INSTRUCTIONS FOR THE TASK >>
Find the word "screenshot" in the data below and copy each line that holds it.

RECORDS TO USE >>
_ _ _ _ _

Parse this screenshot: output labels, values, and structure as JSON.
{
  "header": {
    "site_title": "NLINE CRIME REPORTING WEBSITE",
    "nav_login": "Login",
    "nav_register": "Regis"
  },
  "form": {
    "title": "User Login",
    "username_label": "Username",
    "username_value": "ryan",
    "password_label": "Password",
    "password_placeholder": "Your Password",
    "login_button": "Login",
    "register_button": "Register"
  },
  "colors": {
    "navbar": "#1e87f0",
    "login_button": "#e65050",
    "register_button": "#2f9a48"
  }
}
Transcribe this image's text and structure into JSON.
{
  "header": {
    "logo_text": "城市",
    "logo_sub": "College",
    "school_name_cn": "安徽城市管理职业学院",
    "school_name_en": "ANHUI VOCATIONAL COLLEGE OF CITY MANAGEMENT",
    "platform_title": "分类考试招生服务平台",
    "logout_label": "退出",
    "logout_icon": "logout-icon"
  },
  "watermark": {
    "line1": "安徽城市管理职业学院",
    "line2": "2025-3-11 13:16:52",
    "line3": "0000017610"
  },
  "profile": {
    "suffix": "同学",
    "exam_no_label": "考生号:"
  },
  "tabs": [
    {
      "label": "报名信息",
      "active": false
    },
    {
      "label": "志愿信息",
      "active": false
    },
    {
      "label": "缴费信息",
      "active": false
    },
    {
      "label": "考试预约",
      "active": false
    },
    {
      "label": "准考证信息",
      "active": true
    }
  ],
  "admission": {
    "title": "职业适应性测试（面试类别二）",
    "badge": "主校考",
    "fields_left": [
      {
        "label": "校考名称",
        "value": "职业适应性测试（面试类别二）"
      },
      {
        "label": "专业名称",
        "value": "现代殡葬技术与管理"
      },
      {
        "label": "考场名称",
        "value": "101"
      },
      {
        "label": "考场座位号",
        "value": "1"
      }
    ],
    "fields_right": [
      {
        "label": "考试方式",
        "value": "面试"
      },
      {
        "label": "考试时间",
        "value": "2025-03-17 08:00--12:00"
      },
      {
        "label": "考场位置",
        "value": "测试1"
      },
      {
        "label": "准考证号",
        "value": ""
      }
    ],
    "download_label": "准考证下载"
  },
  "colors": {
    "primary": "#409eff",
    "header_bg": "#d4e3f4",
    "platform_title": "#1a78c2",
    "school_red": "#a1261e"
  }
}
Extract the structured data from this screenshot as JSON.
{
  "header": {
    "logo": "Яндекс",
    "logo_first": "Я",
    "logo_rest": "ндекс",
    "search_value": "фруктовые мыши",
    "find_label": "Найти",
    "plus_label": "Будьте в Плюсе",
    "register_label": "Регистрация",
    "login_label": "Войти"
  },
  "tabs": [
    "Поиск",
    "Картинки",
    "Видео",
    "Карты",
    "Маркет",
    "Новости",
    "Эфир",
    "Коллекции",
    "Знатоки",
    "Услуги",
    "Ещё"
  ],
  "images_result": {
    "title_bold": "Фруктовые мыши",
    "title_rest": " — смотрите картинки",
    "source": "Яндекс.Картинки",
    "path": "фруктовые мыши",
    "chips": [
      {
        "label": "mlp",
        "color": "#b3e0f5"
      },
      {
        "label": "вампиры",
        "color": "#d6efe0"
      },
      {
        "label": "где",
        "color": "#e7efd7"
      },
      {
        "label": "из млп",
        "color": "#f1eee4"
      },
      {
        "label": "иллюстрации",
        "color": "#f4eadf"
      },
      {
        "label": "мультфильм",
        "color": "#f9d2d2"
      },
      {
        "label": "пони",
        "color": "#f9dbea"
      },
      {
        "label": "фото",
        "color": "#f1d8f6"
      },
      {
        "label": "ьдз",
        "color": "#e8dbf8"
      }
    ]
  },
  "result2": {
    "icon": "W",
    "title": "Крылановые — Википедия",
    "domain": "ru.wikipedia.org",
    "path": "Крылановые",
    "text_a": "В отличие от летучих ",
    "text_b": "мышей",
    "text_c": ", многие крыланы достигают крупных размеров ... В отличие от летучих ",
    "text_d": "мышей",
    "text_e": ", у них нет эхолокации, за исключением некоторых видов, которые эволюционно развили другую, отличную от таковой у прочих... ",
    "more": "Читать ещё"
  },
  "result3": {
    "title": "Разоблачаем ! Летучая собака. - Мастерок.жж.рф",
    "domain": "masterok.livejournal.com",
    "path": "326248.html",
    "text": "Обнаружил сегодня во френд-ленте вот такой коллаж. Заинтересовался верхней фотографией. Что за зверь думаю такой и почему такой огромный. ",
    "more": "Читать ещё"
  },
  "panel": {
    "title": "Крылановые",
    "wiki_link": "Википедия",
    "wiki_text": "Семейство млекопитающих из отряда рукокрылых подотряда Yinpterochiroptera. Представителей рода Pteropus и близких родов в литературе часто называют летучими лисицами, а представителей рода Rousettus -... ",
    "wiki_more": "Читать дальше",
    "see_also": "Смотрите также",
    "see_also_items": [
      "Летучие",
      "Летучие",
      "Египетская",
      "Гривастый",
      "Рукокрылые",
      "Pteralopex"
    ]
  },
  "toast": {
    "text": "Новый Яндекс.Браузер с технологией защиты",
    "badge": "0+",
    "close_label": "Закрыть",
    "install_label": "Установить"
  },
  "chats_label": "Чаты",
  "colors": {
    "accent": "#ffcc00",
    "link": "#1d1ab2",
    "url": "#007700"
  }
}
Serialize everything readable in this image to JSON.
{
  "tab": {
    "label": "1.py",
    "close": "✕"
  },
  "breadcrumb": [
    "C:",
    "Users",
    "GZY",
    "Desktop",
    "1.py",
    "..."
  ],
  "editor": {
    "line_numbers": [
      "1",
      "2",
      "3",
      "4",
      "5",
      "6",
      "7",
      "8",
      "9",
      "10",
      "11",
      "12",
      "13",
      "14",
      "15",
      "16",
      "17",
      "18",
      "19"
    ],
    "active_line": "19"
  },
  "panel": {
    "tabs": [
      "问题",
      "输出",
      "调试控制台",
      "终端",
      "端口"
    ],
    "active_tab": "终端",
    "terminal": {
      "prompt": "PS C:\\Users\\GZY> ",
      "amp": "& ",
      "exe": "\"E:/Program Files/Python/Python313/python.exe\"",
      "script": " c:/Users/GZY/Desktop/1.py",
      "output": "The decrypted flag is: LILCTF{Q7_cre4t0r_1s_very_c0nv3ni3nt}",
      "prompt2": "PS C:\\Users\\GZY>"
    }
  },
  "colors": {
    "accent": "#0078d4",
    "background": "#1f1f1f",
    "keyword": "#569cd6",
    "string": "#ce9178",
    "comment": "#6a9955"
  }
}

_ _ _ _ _

WRITTEN SOLUTION >>
Parse this screenshot: output labels, values, and structure as JSON.
Extract the structured data from this screenshot as JSON.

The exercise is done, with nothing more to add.